In the poignant words of comedian Bill Bailey:
“One day we’ll have one hand with just one big finger for pointing at takeaway menus and dialling phones and the other hand will be a sort of plate shaped disc like thing for holding kebabs on and such.”
This was admirably stated many years before the explosion of portable technology made sitting on a tube train feel like the control centre of a space ship. Now commuters spend the duration of their journeys hunched over a whole array of touch-screen devices, staring vacantly and jabbing sporadically and not once acknowledging the presence of other human beings.
It seems like our preoccupation with new technology may have finally got the better of us, as doctors begin to talk of ‘the iPad shoulder’ and the ‘iPhone neck’ – some of the more modern forms of repetitive strain injury.
Touch-screen devices cause problems because they offer no support for the arm. Whereas desk computers allow for wrist support, tablets require the shoulder and back to work to keep the arm suspended in the air.

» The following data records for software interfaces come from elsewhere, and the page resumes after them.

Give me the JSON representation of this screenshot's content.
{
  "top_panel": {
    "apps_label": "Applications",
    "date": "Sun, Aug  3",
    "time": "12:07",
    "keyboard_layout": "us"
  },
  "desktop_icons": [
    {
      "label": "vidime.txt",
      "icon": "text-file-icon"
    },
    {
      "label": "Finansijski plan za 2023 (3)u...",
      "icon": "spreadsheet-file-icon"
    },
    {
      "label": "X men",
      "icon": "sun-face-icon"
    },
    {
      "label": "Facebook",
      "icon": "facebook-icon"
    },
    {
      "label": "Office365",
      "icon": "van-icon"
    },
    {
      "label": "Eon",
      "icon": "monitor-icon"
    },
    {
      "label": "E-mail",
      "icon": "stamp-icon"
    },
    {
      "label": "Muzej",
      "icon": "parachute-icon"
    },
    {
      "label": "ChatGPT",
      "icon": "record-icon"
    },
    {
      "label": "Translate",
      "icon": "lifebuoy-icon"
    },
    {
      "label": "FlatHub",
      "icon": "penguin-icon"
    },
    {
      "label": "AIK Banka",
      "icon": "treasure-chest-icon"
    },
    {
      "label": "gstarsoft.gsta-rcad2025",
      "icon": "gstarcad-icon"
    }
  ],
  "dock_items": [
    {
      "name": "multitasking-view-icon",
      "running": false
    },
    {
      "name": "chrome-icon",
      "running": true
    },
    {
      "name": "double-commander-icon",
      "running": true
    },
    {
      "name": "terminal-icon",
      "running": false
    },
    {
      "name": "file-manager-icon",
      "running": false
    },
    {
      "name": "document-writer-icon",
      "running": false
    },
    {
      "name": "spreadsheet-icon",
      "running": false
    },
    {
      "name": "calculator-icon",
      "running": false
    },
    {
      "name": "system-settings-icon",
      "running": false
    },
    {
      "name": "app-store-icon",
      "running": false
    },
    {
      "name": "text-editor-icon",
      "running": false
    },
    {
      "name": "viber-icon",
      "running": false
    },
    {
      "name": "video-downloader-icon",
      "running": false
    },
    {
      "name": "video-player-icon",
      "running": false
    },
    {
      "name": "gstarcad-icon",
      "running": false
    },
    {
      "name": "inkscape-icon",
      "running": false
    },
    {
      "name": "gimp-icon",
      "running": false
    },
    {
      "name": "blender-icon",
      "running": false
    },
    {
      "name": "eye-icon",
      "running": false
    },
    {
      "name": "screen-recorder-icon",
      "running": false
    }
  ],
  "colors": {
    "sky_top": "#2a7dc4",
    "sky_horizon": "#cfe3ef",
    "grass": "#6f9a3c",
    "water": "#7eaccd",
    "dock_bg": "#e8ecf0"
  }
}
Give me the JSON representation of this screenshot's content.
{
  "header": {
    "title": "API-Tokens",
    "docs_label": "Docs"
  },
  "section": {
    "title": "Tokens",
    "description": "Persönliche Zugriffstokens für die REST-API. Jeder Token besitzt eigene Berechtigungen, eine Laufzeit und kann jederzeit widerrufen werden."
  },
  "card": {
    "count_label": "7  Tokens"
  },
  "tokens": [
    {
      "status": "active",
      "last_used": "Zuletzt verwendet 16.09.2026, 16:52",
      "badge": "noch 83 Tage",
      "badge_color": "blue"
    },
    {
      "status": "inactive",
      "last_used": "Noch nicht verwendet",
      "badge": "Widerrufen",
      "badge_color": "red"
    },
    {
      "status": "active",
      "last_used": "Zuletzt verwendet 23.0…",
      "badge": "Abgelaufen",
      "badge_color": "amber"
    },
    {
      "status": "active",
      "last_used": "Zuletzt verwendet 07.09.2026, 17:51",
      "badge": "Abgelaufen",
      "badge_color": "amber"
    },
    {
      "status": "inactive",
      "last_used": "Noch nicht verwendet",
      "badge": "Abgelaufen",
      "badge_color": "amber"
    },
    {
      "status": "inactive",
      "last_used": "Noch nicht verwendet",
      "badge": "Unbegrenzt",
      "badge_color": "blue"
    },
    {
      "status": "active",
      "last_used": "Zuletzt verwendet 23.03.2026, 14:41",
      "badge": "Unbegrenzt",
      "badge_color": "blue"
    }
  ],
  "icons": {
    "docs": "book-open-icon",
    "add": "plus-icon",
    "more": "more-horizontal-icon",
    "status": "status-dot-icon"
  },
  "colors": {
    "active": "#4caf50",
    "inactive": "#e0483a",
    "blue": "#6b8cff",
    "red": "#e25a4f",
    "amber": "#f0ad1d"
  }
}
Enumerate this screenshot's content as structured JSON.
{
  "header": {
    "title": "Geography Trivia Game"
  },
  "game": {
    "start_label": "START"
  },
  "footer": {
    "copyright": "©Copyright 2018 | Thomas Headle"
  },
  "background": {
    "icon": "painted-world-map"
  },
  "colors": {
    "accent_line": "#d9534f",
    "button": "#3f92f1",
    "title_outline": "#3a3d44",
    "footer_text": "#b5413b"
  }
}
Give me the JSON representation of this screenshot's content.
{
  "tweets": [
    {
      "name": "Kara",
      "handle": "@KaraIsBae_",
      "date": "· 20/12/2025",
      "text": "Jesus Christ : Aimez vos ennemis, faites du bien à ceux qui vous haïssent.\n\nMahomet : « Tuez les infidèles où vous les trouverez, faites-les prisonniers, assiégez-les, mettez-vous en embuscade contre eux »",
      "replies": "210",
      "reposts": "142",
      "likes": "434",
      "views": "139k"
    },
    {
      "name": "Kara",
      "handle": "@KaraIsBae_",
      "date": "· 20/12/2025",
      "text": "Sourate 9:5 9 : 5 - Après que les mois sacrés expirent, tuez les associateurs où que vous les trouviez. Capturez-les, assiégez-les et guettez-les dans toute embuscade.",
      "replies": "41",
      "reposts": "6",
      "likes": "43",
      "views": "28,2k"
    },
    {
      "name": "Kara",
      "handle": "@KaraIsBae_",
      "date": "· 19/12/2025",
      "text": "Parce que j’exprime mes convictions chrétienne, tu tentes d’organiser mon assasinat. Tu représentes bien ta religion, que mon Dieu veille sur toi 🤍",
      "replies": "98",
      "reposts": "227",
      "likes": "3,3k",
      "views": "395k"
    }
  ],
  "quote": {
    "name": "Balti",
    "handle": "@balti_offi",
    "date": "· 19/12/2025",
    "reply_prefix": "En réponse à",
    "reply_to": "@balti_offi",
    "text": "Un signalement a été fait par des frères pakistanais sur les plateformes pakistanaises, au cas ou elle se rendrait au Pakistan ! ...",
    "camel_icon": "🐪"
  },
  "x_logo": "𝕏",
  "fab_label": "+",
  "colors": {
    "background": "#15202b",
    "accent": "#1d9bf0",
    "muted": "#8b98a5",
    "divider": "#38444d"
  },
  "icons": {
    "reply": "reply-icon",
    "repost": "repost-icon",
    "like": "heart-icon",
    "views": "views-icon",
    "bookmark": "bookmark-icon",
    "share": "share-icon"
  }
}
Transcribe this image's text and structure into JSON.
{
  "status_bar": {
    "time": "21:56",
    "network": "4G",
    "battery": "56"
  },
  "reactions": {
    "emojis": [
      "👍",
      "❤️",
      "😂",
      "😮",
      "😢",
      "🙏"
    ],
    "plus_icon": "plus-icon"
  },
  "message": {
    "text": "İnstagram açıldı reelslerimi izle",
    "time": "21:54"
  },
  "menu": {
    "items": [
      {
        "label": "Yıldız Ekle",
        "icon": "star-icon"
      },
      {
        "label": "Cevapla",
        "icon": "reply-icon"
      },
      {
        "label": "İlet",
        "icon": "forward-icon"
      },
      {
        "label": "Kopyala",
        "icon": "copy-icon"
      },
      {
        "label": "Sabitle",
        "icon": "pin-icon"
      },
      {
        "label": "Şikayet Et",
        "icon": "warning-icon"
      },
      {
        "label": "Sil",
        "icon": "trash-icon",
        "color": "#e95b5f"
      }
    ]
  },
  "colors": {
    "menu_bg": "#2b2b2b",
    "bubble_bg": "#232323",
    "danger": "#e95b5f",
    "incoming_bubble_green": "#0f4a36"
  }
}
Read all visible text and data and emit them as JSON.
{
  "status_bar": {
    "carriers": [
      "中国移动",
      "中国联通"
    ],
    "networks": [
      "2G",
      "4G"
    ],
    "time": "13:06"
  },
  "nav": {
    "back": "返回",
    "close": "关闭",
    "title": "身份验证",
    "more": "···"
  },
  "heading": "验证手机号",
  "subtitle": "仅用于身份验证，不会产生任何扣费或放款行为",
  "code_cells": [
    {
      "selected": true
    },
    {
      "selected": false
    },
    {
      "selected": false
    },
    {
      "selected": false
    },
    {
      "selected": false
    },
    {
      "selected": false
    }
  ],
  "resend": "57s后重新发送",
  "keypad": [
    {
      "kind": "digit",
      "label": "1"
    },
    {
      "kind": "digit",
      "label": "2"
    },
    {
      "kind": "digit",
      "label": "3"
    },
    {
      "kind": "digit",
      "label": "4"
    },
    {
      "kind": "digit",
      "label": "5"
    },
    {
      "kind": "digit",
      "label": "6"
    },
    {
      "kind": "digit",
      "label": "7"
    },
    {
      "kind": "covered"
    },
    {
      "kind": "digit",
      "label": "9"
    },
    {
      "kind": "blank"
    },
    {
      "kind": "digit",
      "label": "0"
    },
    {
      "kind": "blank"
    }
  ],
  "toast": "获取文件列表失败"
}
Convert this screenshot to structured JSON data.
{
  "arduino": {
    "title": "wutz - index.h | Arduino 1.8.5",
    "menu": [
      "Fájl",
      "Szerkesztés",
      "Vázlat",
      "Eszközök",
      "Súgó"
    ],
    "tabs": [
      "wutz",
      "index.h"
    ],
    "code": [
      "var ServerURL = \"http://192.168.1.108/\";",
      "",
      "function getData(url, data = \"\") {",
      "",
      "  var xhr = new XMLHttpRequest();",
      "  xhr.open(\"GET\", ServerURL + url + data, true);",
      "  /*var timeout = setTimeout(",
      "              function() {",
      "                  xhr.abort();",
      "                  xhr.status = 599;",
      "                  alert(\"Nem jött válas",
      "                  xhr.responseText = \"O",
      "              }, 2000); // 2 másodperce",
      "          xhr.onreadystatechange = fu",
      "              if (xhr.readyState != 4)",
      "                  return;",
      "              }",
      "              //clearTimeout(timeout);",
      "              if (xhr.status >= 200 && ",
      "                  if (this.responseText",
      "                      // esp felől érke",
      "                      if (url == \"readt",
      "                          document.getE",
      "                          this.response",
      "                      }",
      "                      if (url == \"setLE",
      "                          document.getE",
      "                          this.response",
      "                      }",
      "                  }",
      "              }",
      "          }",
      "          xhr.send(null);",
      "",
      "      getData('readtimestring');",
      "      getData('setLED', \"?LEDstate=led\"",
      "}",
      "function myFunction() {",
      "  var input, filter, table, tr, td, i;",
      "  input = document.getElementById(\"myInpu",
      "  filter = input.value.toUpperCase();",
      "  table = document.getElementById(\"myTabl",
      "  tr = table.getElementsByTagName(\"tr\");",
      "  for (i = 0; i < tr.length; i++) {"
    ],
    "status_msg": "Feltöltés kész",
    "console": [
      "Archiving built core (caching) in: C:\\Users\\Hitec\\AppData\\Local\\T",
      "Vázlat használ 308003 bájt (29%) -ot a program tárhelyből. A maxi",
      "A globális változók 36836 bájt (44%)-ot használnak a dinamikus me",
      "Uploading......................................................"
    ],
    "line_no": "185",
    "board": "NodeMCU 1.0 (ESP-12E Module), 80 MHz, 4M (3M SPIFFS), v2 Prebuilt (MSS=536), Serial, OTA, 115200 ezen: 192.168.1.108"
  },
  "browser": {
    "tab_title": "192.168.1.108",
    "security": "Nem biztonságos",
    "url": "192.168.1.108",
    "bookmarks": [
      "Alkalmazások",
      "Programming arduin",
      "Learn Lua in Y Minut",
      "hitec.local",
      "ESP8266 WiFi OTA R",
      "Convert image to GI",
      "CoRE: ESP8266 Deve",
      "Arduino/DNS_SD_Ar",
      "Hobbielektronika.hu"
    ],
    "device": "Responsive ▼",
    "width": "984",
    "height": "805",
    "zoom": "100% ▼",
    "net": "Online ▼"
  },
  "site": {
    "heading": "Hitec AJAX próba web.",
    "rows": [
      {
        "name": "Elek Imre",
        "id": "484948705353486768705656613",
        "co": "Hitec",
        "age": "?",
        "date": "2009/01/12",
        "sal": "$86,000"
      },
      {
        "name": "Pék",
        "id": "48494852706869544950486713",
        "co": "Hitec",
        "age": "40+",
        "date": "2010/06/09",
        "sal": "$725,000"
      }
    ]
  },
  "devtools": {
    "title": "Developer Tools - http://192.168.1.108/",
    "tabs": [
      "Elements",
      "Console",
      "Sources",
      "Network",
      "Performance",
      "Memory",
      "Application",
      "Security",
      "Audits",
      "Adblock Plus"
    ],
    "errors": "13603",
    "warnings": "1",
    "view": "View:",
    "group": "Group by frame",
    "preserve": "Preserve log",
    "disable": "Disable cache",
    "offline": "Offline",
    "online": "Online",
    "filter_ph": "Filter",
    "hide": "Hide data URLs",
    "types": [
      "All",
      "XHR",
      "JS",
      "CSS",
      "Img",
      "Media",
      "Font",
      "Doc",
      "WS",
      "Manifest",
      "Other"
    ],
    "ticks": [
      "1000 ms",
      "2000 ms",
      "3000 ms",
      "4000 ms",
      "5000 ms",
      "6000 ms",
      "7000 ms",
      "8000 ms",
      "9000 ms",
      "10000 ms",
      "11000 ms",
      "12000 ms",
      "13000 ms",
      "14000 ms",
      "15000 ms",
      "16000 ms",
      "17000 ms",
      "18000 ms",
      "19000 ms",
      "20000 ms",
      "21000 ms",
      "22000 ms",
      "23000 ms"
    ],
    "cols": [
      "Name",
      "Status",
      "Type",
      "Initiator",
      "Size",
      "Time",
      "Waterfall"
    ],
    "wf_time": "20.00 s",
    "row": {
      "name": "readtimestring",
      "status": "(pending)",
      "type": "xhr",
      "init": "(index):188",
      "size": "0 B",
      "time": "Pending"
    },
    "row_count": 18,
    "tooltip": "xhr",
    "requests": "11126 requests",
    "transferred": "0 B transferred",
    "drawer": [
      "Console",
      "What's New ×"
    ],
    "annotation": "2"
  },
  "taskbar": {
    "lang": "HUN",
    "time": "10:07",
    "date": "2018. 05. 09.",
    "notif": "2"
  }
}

Dr Tony Kochhar, consultant orthopaedic surgeon and founder of the London Repetitive Strain Injury Clinic (RSI) said: “You can get severe headaches from tension in the back of the neck; an aching from the tip of your shoulder down the upper, outer part of the arm; pain at the back of the wrist and fingers from continuously using them; or a pinched nerve.”
Dr Kochhar is now seeing up to 10 new patients every week, many of whom are otherwise young, fit and healthy.
The head weighs four to five kilogrammes and can, if hanging over a screen, cause serious injury to the neck and spine.
The bad posture and awkward movements that come with looking at a phone or tablet could ultimately lead to a prolapsed disc which, if left untreated, could cause permanent incontinence or paralysis. It can also eventually cause joint pain and arthritis.
Solutions to the gadget problem include ensuring you activate your abdominal muscles while sitting, or trying the Alexander Technique, which works to realign posture without the need for surgery.
Find out more about the Alexander Technique and how it could help you.
Read and comment on the original London Standard article.